When selecting a major you have to ask yourself a lot of questions. What topics are interesting? Does the course of study fit my style and my academic background? If you are not sure about many academic fields you might begin by writing down a list of things about biology, science, or health care that interest you. Then, think of the academic disciplines which could border on some of these issues and ideas. For example:
- scientific method (Biology, Biochemistry, Philosophy, Physics)
- ethics (Philosophy, History, and perhaps Anthropology)
- communities and health (Anthropology, Sociology, History)
- children: their growth, health and development (Psychology, Sociology)
- managed care--the economics of health care (Economics, Politics)
- world health, international health (Africana Studies, East Asian Studies, History, Anthropology)
You are encouraged to meet with departments of your interest and read about their curriculum in the undergraduate bulletin. The Career Center also has great information on how majors and careers are related.

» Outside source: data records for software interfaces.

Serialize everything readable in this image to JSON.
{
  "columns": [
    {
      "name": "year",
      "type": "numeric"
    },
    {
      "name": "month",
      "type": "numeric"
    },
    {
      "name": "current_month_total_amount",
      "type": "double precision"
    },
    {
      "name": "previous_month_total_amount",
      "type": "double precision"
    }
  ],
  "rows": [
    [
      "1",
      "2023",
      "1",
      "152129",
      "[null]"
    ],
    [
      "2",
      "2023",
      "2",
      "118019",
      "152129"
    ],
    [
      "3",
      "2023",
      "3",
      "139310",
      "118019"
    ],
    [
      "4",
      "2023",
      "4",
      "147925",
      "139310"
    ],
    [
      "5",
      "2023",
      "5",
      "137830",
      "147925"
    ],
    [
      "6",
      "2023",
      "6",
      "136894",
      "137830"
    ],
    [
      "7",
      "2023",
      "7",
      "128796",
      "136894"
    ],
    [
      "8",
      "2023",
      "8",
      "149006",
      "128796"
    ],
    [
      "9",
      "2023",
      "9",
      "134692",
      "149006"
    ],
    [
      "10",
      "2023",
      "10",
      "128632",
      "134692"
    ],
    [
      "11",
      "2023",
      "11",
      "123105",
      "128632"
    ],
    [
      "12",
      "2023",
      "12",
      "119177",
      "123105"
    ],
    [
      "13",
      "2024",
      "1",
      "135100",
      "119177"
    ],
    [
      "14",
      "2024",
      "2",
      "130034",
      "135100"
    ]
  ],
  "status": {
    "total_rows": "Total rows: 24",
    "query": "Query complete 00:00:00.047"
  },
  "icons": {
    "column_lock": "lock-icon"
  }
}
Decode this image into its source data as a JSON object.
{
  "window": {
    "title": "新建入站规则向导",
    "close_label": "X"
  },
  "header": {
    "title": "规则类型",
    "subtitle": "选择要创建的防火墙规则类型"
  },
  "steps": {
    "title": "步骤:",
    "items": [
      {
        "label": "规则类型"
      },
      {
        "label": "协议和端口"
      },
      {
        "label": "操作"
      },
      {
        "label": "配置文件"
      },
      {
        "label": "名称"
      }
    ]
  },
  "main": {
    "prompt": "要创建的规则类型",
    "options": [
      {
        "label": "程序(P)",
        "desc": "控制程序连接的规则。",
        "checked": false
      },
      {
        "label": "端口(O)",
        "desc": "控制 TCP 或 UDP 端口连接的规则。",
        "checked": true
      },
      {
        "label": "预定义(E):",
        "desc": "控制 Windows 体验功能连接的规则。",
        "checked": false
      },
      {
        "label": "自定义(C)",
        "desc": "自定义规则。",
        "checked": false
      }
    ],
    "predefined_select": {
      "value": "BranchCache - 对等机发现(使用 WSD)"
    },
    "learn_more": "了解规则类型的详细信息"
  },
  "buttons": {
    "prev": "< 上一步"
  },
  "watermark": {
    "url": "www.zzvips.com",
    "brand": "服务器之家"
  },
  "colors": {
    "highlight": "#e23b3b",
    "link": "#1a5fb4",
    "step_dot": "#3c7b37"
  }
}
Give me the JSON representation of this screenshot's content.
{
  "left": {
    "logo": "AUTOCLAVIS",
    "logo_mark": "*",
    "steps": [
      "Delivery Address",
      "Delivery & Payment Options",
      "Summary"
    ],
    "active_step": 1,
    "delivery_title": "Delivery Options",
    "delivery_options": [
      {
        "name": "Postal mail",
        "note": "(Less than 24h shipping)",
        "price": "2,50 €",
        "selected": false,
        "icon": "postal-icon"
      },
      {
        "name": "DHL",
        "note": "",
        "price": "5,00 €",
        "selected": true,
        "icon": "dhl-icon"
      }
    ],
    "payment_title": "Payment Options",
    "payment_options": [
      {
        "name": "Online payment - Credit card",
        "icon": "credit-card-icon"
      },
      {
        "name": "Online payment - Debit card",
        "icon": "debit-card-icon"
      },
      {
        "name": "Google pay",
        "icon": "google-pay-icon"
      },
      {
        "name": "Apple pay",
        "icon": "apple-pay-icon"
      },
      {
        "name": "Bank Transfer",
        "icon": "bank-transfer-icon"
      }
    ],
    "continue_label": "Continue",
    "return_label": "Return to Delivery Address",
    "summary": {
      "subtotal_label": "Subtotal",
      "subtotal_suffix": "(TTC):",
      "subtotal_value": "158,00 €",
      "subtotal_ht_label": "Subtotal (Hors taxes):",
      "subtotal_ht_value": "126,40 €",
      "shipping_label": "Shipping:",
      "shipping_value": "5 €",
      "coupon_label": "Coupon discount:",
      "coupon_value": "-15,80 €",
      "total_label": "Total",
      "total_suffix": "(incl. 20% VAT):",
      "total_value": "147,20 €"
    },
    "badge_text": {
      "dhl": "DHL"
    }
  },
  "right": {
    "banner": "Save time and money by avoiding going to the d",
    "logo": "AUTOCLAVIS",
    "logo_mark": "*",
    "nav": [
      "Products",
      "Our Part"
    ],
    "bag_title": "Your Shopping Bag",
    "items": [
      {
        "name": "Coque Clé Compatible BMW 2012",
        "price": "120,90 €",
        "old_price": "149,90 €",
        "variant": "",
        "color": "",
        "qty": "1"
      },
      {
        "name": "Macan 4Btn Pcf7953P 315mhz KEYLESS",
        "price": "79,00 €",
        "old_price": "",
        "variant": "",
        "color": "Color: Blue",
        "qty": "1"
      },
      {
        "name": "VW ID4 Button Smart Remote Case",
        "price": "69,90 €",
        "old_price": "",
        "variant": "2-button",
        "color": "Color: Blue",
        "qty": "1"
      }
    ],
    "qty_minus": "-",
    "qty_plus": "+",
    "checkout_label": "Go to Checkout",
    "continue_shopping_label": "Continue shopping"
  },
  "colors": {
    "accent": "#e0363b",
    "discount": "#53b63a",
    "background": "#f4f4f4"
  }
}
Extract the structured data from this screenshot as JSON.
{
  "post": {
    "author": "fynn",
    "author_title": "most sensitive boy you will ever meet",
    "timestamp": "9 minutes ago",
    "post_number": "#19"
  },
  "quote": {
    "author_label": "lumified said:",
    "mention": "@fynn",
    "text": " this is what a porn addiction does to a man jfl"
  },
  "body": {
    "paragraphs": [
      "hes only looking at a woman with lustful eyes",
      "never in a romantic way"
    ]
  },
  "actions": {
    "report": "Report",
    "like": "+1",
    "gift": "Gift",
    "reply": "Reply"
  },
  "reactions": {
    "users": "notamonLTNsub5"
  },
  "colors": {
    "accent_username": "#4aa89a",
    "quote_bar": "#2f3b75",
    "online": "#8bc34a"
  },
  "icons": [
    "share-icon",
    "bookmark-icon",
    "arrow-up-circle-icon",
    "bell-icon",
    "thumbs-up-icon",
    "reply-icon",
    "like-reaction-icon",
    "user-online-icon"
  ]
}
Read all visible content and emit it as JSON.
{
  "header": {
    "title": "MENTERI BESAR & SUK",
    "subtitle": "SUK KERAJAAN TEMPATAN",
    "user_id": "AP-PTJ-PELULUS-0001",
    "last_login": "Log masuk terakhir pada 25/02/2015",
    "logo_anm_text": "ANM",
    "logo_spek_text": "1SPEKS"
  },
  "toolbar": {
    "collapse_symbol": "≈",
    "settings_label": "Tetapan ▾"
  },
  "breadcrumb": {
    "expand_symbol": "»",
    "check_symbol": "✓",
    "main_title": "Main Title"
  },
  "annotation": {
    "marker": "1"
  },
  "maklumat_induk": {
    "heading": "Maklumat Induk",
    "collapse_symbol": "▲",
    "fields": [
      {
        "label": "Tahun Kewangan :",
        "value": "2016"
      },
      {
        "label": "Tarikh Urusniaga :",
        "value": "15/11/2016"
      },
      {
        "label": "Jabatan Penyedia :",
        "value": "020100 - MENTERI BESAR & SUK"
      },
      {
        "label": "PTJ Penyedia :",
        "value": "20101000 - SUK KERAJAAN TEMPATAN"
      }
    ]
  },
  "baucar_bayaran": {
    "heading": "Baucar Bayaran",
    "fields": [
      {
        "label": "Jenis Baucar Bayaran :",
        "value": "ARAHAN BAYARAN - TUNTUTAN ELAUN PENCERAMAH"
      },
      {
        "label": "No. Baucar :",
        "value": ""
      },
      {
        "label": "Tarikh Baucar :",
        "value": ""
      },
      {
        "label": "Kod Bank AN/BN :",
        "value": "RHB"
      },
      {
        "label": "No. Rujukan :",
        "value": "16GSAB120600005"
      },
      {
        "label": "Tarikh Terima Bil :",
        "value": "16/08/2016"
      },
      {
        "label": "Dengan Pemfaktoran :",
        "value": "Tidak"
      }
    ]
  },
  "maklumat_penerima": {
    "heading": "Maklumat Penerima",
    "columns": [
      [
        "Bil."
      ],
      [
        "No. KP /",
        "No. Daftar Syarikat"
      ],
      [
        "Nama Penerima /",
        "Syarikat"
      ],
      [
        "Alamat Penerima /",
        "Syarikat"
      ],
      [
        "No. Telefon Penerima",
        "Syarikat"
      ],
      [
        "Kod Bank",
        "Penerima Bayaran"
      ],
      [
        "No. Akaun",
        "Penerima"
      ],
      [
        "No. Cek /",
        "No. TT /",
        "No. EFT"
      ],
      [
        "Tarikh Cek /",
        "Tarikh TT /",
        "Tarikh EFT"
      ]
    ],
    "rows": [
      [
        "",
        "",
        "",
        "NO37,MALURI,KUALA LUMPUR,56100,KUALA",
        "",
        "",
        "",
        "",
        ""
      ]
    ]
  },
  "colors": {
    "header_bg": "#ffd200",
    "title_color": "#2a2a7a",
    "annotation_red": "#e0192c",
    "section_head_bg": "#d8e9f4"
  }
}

Is there any kind of major that you should steer away from?
- Avoid choosing a major which has a course of study which would make it difficult or impossible to complete your pre-health prerequisites at the level of quality or within the time frame you need.
- Don’t prepare yourself for one career by getting ready to enter another one. Students who have career-oriented bachelors’ degrees often make very strong applicants to even the most competitive schools of the health professions, but the maturity and insight that they gained in putting their initial degree to work first is often a crucial component in their success.
Masters Level Health Professions
(physical therapy, physician assistant)
Just like the doctorate level health professions, there is no preferred major when applying to masters level professions such as physical therapy and physician assistant. You can major in anything you want as long as you complete the pre-requisites to apply to these programs. Please see above for suggestions on choosing a major.
Bachelor Level Health Professions
(ie. nursing, athletic training, respiratory care etc.)
If you are planning to apply to a program that is a bachelors degree (athletic training, nursing, respiratory care, social work, etc.), you may want or need to declare a different major while you are completing your pre-requisites for these programs. If you apply to the program of your choice but don’t get in the first time around, you still need to make progress towards your degree. You are not, for example, a “nursing major” until you formally apply and are accepted into a nursing program. Speak to an advisor for more information on planning your courses and possible back up majors.
You may also need to have a major declared to be eligible for some financial aid programs. You should speak to someone in the Office of Student Financial Aid Services to see if this applies to you.